Jaremko entered his freshman year interested in literature and creative writing. That changed with his enrollment in pre-medical science classes.
“I found my science classes and labs to be far more interesting than they had been in high school,” he says. “On top of that, I began doing research with Dr. Joel Dopke, which really helped bring me to the career path I’m currently pursuing.”
Jaremko became involved in research with Dopke during the beginning of his freshmen year and went on to spend the remaining four years doing research in his lab, participating in two separate research programs.
The first was focused on synthesizing, purifying and characterizing organic compounds that would be used to coordinate with certain metal ions. The ultimate goal of this research project was to focus on creating compounds that were structurally or functionally similar to certain metal-containing enzymes found within living organisms.
The second project worked on using microwave synthesis to add amines to boron clusters. Jaremko and Dopke focused on the derivatives of the dodecaborate [B12H12-2 ] cluster and used a new technique that used a Cu-1 catalyst. Much of the project focused on developing the parameters for the technique, attempting to use different amines and purifying and characterizing the resulting compounds.
The research experience that Jaremko gained in his time at Alma College helped him immensely, as research experience is often required for acceptance into master and doctorate programs. His experiences also helped him in numerous other ways.
“One of the main reasons I knew I wanted to pursue a career in research is because I had a chance to experience it,” he says. “Additionally, the research I performed gave me the opportunity to travel to three national conferences. This experience helped me both to develop my ability to present my research and also let me get an idea of how much research is going on and how many opportunities are out there.”
Jaremko is currently part of State University of New York at Buffalo’s Medical Scientist Training Program (MSTP) and will complete the program in 2021 or 2022. After graduating from the program with both a doctorate degree and a medical degree, he plans to complete a residency program and possibly a post-doctoral research position.
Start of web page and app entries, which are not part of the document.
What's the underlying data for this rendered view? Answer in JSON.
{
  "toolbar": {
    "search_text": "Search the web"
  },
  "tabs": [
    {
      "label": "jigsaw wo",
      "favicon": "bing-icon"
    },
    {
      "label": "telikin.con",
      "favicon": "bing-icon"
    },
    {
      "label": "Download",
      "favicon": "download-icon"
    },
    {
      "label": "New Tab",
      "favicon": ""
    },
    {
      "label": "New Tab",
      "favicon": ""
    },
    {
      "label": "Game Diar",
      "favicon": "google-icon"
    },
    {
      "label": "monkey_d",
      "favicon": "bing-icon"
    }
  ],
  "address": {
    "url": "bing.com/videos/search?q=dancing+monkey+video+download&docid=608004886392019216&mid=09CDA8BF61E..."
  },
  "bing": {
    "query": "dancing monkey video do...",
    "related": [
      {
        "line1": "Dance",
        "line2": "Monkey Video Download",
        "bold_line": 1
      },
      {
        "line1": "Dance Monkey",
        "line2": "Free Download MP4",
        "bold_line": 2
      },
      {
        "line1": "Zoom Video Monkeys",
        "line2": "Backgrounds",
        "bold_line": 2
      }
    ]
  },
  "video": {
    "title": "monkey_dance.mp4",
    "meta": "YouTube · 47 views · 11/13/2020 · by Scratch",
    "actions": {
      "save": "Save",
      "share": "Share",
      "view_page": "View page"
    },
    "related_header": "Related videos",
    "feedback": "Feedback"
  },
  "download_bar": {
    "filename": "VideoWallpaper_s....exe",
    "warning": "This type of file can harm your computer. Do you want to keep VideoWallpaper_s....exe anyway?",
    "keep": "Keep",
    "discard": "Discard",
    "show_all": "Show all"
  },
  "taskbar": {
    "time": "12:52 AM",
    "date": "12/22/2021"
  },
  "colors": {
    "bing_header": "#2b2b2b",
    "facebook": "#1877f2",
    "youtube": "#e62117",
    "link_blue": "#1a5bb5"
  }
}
His ultimate career goal is to secure a position at a large research institute, splitting his time as a physician scientist between clinical work with patients and performing research in the lab.
“It was thanks to the time I spent at Alma College, the classes I took and the professors I met, that I was able to learn the skills and to have the experiences I needed to reach where I am now,” Jaremko says.